Sunday, September 6, 2015

The Saddest Thing

Ming's gotten so saddened and upset by the negativity and hostility in the comments on his blog that he had a friend, a psychologist, write this up: The pathology of ‘fanboyism’. Poor Ming, working so hard to provide us with his wisdom, and yet, so attacked and brutalized.

There are only two little problems.

Where are these supposedly negative comments? His commenters are a uniform sea of dopey fans, shills, and sock puppets.

The second one is that it is obvious to anyone who is not a dunce that this piece was not written by a psychologist. There are lots of tells, but let's pick out a couple:

‘Fanboys’ and ‘trolls’, on the other hand, are typically lacking in self confidence or conviction in their work, and in the majority of cases, are actually unable to produce any work that they are actually proud of. They can never muster the humility to admit this publicly, but it does affect their private mental state.

This is wrong. This is very specific diagnosis at a distance, a great distance, of a large and heterogeneous mass of people. It is manifestly a non-psychologist simply slamming some category of people he doesn't like.
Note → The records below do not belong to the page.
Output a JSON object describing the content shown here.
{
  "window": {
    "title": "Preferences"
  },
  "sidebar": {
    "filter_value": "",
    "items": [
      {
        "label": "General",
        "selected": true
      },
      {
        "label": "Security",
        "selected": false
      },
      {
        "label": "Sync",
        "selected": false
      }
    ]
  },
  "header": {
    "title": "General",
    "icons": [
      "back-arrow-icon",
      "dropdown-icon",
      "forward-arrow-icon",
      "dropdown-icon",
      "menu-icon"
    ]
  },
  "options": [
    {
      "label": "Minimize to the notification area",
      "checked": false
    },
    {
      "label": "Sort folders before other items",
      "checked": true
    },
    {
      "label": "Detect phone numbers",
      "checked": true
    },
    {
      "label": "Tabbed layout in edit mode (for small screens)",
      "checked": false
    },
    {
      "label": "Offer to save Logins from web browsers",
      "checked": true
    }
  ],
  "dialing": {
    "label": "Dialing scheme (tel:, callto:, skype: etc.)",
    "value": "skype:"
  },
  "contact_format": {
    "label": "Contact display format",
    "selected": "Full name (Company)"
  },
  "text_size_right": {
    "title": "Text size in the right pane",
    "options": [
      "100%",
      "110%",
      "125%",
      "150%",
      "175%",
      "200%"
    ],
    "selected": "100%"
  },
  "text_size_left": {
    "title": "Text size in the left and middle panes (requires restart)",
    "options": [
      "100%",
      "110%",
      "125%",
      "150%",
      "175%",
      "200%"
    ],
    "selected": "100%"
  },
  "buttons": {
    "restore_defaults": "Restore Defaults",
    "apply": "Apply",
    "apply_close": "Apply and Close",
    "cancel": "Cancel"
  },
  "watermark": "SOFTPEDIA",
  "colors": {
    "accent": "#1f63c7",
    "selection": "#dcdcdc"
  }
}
Onwards. Again with regard to trolls (in this case people the author doesn't like on forums):

In some cases, there is evidence of borderline schizophrenic or bipolar disorder requiring treatment. This is also one of the most fascinating behavioral changes provoked by the internet: the layer of anonymity and disconnection consistently forces individuals to do or say things they would never consider in personal face-to-face interaction; I cannot help but feel this is not a good thing for society as a whole.
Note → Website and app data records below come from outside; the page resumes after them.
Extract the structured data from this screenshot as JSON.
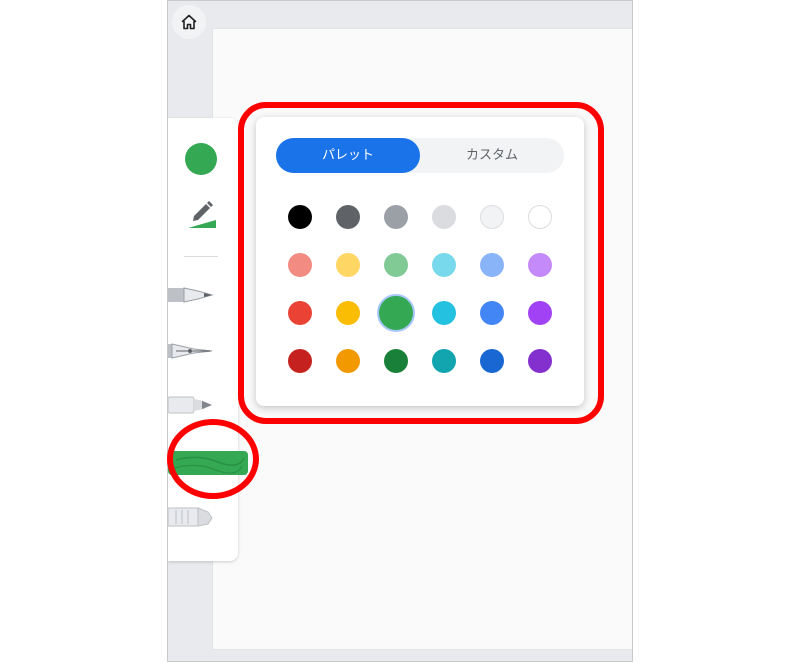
{
  "toolbar": {
    "home_icon": "home-icon",
    "current_color": "#34a853",
    "tools": [
      "pen",
      "fountain-pen",
      "marker",
      "highlighter",
      "eraser"
    ],
    "active_tool": "highlighter"
  },
  "color_popover": {
    "tabs": [
      {
        "label": "パレット",
        "active": true
      },
      {
        "label": "カスタム",
        "active": false
      }
    ],
    "swatch_rows": [
      [
        "#000000",
        "#5f6368",
        "#9aa0a6",
        "#dadce0",
        "#f1f3f4",
        "#ffffff"
      ],
      [
        "#f28b82",
        "#fdd663",
        "#81c995",
        "#78d9ec",
        "#8ab4f8",
        "#c58af9"
      ],
      [
        "#ea4335",
        "#fbbc04",
        "#34a853",
        "#24c1e0",
        "#4285f4",
        "#a142f4"
      ],
      [
        "#c5221f",
        "#f29900",
        "#188038",
        "#12a4af",
        "#1967d2",
        "#8430ce"
      ]
    ],
    "selected_color": "#34a853"
  },
  "colors": {
    "accent": "#1a73e8",
    "annotation": "#ff0000",
    "highlighter": "#34a853"
  }
}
Again we have the baseless diagnosis at a distance, followed immediately by the suggestion that the internet is somehow converting normal people into people with a clinical condition? Or something. Again, it's clearly just a slam written by a layperson. A real psychologist, or even a dumb layperson like me who pays attention, knows perfectly well that negative behaviors on the internet are not driven by pathology, or by lack of confidence, or any of those things. Perfectly normal, well-adjusted, people will do terrible things to one another if the circumstances are right. Google Stanford Experiment to get started, if you're interested in what real psychologists have to say about this sort of thing.

Frankly, the only thing that's missing here is a thick German accent and a thick German beard. This is ludicrous. So who did write it? No idea. I note that the author uses the word "whilst", however, and chooses to remain anonymous.

The hell of it is Ming doesn't have to do this sort of shit. His commenters cannot all be sock puppets, he is widely read, so the inevitable conclusion is that he is genuinely well loved. His comments are uniformly fawning, although I have already observed that he simply moderates out anything resembling dissent. Maybe there IS a lot of negativity, but he's editing it out? In which case, how does his psychologist friend know about it?

And despite my complaining, he's genuinely out there giving it the college try. I think he's an aggressively dunderheaded lad with an enormous ego, but he's actually thinking about stuff and writing about stuff that's interesting. His ego renders him impervious to new knowledge, so he's sort of stuck with a profound ignorance on a lot of points, but he's trying.

He stands up on his hind legs and he talks about interesting stuff, and we need more people doing that.


  1. The author "Dr. P.L." alludes to being a student at the MT Email School of Photography. I am still mystified that people will send MT $500-$900 to be his email friend for a year... It would seem that the most significant exchange between the two is about fanboyism and trolls?

    I clearly understand that not all great teachers are great photographers and that not all great photographers are even good teachers but having had some good teachers I know that it could never have happened over an email exchange, even a year long one.

    1. It is not at all clear what the actual enrollment in Ming's email school is. There's evidence that he misstates the actual enrollment.

      There's also internal evidence that "Dr. P.L." is in fact Ming, trying to write a trifle "smarter" than he normally writes. That's based on some very quick and dirty textual analysis. I'd say "evidence that is consistent with identical authorship" but by no means conclusive.

      What's clear is that Dr. P.L. is not a psychologist. Perhaps it's a friend of Ming's with a "Master's degree in psychology from Oxford"

  2. So, aren't all those obsequious commentators themselves "fanboys" of Ming?

    1. I have never quite worked out by who Ming is talking about when he says "fanboy". I think he might mean people who are brand loyalists? It's not clear who "P.L." means, since he or she seems to more or less lump them in with "troll" which, as we know, means "someone who disagrees with me"